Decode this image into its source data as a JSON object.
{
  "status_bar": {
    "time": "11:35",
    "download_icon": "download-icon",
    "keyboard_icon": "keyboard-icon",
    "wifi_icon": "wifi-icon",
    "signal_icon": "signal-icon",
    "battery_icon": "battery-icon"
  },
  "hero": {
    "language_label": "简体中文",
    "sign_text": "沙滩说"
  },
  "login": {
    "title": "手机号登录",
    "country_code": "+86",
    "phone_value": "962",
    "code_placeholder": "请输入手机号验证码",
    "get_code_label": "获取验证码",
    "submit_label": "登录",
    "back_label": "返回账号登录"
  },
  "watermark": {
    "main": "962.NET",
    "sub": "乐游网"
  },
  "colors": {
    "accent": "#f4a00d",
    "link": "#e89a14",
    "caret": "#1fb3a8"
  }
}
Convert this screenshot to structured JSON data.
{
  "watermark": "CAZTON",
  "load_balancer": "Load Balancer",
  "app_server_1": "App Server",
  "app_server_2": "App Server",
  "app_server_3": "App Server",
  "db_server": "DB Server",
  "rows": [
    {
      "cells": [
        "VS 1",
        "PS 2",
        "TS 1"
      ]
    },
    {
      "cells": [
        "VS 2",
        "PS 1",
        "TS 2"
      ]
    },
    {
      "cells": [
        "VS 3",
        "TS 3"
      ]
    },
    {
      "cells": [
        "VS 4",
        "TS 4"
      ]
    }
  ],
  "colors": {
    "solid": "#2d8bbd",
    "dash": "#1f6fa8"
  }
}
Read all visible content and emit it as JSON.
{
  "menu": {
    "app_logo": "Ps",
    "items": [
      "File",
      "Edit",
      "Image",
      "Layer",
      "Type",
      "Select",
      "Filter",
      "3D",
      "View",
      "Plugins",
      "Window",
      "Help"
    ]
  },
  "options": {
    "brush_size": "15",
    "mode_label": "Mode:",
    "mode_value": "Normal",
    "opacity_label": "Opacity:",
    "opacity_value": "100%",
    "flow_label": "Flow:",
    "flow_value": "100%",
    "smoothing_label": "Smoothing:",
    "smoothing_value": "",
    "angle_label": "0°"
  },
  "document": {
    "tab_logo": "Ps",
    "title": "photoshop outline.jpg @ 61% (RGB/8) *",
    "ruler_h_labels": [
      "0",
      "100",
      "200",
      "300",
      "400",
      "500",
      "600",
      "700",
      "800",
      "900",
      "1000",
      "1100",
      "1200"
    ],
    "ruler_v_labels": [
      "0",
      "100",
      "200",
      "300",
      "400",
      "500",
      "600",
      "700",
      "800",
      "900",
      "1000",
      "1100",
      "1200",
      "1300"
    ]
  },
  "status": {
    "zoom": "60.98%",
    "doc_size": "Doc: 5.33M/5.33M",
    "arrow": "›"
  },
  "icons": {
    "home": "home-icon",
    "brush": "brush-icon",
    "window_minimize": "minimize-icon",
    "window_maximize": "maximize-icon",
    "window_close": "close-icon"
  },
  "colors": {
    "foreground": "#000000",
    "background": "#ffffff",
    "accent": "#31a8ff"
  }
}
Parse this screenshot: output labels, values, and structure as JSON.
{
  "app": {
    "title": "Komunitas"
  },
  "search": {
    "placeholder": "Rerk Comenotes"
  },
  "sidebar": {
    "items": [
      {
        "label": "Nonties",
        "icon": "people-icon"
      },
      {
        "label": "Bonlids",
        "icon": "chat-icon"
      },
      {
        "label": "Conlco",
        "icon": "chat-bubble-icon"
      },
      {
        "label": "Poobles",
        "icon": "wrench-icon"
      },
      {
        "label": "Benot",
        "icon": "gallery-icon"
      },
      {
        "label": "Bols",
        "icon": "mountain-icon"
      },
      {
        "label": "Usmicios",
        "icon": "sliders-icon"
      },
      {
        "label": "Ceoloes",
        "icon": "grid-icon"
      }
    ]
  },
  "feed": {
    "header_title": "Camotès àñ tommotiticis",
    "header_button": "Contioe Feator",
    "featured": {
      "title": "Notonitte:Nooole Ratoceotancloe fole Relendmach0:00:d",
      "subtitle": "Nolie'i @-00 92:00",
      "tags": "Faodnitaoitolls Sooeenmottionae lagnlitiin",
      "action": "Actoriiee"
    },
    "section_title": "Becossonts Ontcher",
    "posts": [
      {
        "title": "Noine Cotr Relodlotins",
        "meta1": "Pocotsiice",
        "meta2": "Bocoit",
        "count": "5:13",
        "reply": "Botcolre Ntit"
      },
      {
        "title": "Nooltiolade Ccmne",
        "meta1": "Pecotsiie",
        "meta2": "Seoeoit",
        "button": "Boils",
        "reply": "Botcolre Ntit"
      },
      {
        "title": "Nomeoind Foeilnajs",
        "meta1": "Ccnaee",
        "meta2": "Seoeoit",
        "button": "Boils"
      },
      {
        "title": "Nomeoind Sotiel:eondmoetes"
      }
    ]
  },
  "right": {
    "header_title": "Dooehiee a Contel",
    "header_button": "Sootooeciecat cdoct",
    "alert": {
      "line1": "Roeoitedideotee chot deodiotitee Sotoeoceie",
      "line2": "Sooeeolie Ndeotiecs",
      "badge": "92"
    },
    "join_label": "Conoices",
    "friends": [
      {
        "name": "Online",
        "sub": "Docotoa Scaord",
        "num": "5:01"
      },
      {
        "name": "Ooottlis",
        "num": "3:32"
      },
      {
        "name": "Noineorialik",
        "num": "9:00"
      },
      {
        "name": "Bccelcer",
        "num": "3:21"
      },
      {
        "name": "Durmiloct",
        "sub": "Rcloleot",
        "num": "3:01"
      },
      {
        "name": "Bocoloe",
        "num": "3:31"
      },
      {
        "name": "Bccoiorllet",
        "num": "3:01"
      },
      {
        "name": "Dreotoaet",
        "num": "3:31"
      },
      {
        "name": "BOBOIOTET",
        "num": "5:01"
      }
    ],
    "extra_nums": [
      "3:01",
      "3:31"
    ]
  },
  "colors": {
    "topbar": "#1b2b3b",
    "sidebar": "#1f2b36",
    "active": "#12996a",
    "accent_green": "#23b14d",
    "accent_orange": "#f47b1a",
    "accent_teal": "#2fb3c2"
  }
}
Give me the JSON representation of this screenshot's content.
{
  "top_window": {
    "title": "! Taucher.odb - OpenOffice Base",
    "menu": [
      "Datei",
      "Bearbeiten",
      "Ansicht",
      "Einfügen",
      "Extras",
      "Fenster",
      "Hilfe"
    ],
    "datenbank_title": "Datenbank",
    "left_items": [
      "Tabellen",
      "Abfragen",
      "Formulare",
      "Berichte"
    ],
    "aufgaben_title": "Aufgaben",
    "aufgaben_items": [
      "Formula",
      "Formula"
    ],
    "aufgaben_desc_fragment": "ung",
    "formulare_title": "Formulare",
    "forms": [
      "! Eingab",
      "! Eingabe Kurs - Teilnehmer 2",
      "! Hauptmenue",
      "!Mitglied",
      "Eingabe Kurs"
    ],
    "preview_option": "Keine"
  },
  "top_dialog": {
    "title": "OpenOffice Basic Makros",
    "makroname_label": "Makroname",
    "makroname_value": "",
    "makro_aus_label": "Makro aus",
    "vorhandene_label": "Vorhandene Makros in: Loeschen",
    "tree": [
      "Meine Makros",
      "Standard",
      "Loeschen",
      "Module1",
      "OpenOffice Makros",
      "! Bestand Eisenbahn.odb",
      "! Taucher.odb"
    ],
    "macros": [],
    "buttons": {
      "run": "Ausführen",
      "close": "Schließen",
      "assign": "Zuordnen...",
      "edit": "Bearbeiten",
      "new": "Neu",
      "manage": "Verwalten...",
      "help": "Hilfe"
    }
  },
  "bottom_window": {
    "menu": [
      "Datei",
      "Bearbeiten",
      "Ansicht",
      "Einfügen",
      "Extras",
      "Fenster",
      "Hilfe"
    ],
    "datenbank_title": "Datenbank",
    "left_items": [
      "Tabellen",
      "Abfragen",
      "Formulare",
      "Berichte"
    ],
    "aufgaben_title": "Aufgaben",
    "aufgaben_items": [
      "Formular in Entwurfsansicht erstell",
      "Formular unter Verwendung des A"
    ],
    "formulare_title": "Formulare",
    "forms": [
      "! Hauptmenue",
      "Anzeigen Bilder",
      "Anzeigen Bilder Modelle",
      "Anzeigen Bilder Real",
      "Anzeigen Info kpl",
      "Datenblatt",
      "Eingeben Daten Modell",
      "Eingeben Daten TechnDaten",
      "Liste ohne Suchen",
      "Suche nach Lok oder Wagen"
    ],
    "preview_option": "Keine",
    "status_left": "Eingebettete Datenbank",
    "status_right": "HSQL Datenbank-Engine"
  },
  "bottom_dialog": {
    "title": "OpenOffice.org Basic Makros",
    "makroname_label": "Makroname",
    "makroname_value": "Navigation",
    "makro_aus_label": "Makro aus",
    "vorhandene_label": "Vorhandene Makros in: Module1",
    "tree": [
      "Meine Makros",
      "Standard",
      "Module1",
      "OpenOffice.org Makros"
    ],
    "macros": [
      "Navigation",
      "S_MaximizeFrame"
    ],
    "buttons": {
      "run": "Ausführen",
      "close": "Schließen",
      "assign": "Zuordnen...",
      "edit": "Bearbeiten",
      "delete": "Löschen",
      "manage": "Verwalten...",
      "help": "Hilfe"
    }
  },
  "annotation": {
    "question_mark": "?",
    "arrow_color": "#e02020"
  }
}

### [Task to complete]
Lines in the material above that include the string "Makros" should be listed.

### [Solution to the problem]
    "title": "OpenOffice Basic Makros",
    "vorhandene_label": "Vorhandene Makros in: Loeschen",
      "Meine Makros",
      "OpenOffice Makros",
    "title": "OpenOffice.org Basic Makros",
    "vorhandene_label": "Vorhandene Makros in: Module1",
      "Meine Makros",
      "OpenOffice.org Makros"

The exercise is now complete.